I share my favorite hobby with my father. Some fathers and sons spend time rebuilding old cars; my dad and I enjoy rebuilding a 1963 LINC Computer.
In 1961, Wesley Clark, a computer pioneer and part time neurophysiologist, designed the LINC -- the first personal computer – based on his firm belief that "a computer should be just another piece of lab equipment" that could greatly facilitate neurophysiological research. In early 1963, NIH and NASA sponsored a program to evaluate the usefulness of the LINC. A panel chose twelve laboratories for this program and the laboratory of my father, J. Walter Woodbury, was one of the awardees of a LINC that first year, 1963. At the time he was Professor of Physiology and Biophysics at the University of Washington (Seattle). The LINC was designed to aid Neurophysiologists with real-time experimental measurements.

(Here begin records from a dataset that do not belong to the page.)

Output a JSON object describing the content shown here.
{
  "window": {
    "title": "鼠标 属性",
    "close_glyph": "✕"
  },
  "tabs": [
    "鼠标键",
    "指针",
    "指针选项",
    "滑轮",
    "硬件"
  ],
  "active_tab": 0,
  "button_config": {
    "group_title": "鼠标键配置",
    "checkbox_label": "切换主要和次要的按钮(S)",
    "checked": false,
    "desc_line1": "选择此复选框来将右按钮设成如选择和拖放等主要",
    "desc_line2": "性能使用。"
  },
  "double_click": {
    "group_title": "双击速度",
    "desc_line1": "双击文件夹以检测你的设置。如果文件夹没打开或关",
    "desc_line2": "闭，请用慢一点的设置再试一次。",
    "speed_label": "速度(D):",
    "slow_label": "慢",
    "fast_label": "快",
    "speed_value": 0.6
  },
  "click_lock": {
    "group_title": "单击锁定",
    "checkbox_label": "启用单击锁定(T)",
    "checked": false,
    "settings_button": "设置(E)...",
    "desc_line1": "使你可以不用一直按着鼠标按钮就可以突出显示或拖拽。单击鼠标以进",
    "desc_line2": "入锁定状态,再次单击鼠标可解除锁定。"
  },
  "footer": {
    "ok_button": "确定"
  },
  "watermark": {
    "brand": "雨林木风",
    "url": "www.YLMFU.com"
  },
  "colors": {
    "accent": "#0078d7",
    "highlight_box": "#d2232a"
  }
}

Like many others, I was hooked on computers the first time my dad showed me how to use it and grew up on the LINC. The LINC was a big success and despite its ~$40K price tag, 40 or more LINCs were built those first few years. Our LINC functioned flawlessly until the mid-1980’s when it rather suddenly developed an excessive “crash rate”. After sitting in a corner for two decades, we are bringing this important historical relic back to life.

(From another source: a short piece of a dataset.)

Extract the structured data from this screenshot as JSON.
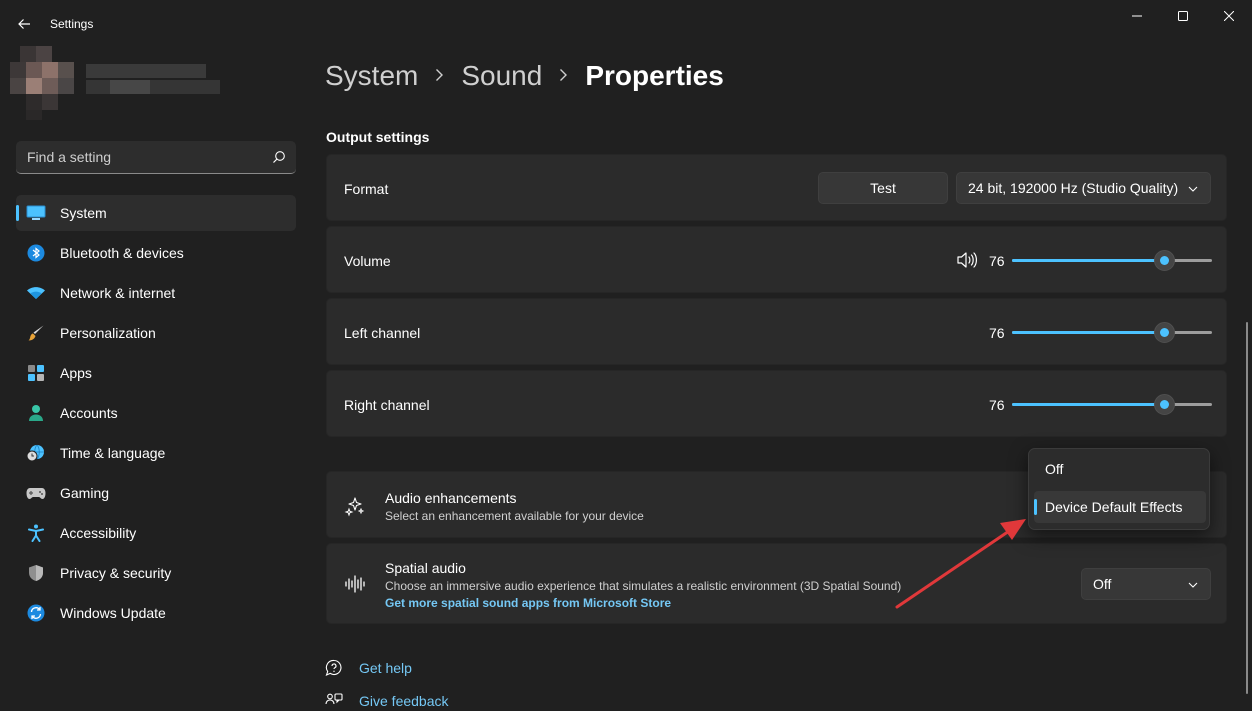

2013-14 was the 50th anniversary of the LINC
Related celebrations (25 May 2013): BCL-CSL Reunion